When I was radioactive and isolated for a week for thyroid cancer treatment a number of years ago, I couldn’t touch anything I couldn’t wash and would need again in the next three months, so I spent the week reading a 3-foot high stack of my favorite children’s books. Now, if you had been praying for guidance regarding what to read and had a hunch it should be the book on the very bottom, The Secret Garden, and then your sister calls and mentions that book for the first time ever, and then you turn the page of the book you’re currently reading (one of the Littles series) and the characters literally start talking about how much they loved The Secret Garden (all within half an hour), you’d sit up and pay attention, right? Pull that book off the bottom and put it on the top? I believe I heard God’s voice that day, telling me he was there with me through that difficult experience. I believe God can speak in many different ways to different people at different times, so it shouldn’t have come as such a surprise when a student told me the other day that God comforted her by showing her family that her Dad is now a butterfly.
Since my school is increasingly Buddhist and Muslim, I am hearing stories more and more often that reflect a worldview different than my own. Schools aren’t churches, so what does a Christian teacher say in response to a student who tells them about something that they disagree with or don’t understand? While I don’t believe in reincarnation, who is to say that God didn’t use a butterfly in a special way to give her family some comfort? I was glad I had some interruptions to our conversation on the playground (i.e., balls flying over fences that needed retrieving), so I had time to think about how to respond.
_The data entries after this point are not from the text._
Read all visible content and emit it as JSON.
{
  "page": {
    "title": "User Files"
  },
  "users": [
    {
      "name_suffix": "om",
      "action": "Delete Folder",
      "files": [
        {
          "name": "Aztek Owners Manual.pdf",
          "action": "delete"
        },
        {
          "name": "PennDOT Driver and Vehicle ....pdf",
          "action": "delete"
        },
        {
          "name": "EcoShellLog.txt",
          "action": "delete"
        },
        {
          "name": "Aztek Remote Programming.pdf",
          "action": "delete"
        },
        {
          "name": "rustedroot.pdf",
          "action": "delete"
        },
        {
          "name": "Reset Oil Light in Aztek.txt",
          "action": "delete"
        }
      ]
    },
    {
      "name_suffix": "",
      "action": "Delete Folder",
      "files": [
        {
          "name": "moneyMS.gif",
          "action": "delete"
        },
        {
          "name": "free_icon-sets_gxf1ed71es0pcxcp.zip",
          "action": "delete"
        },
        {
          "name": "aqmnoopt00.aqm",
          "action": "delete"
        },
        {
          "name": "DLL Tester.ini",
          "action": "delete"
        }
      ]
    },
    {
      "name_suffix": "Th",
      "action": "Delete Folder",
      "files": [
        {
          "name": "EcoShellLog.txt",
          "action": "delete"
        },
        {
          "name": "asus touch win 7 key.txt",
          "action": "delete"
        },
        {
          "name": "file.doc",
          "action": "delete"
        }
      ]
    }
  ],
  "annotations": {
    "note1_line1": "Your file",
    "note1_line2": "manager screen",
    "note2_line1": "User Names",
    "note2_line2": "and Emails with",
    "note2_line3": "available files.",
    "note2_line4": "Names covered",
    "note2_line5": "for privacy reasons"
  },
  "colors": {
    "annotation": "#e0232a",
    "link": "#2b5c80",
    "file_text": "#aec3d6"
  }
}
This student had been asking me to pray for her very sick dad for the past year, and a card I had sent to her family had seemed to mean a lot to her. She had taken the time and the trouble to write out this butterfly story by hand for me; it filled two pages. Since English is difficult for her, and writing is especially difficult for her, this represented no small effort. This was written as a letter to me, and it made me feel very honored that she felt she could trust me with this very personal story. To let my first, outspoken reaction be one of disbelief would have felt disrespectful to her and her family.
I also had to stop and realize that she wasn’t asking me for my opinion! When we had more time to talk, she asked me if I had read the story yet, and she told me that the butterfly made her happy because she felt her dad was with them. I told her truthfully that I was glad she and her family had been given a sense of peace when they have been so sad. The playground bell rang and there wasn’t time for more conversation, but it felt like that was all she needed–a sense of being heard, and of her story being respected.
Isn’t that what we all want, ultimately? To be heard, and to be respected? None of us has all the answers; each person has certain experiences or come from family backgrounds that make it easier to believe one thing or another. While I am absolutely convinced that Jesus is the Son of God, who died for my sins and who lives today and who sent the Holy Spirit to guide and comfort me, not every situation is the right one for telling that particular story. Think about it: When you feel listened to and respected, doesn’t that makes it easier to ask more questions, tell more stories, consider more opinions?
This story has helped me remember times when others have shared instances of hearing God’s voice, like a friend whose child died and who found a heart-shaped rock in the same spot where her child had liked to play and pick up rocks. It felt like a message of peace to my friend. I’m curious–have you ever had a time when you believe you heard God’s voice, even when other people might think you’re crazy? Trust me–someone who has heard God’s voice from children’s book characters like the Littles, who live under floorboards and who have little tails, will NOT think you’re crazy! Share it in the comments!
I am thegood shepherd; I know my sheep and my sheep know me–just as the Father knows me and I know the Father–and I lay down my life for the sheep. I have other sheep that are not of this sheep pen. I must bring them also. They too will listen to my voice, and there shall be one flock and one shepherd (John 10:14-16).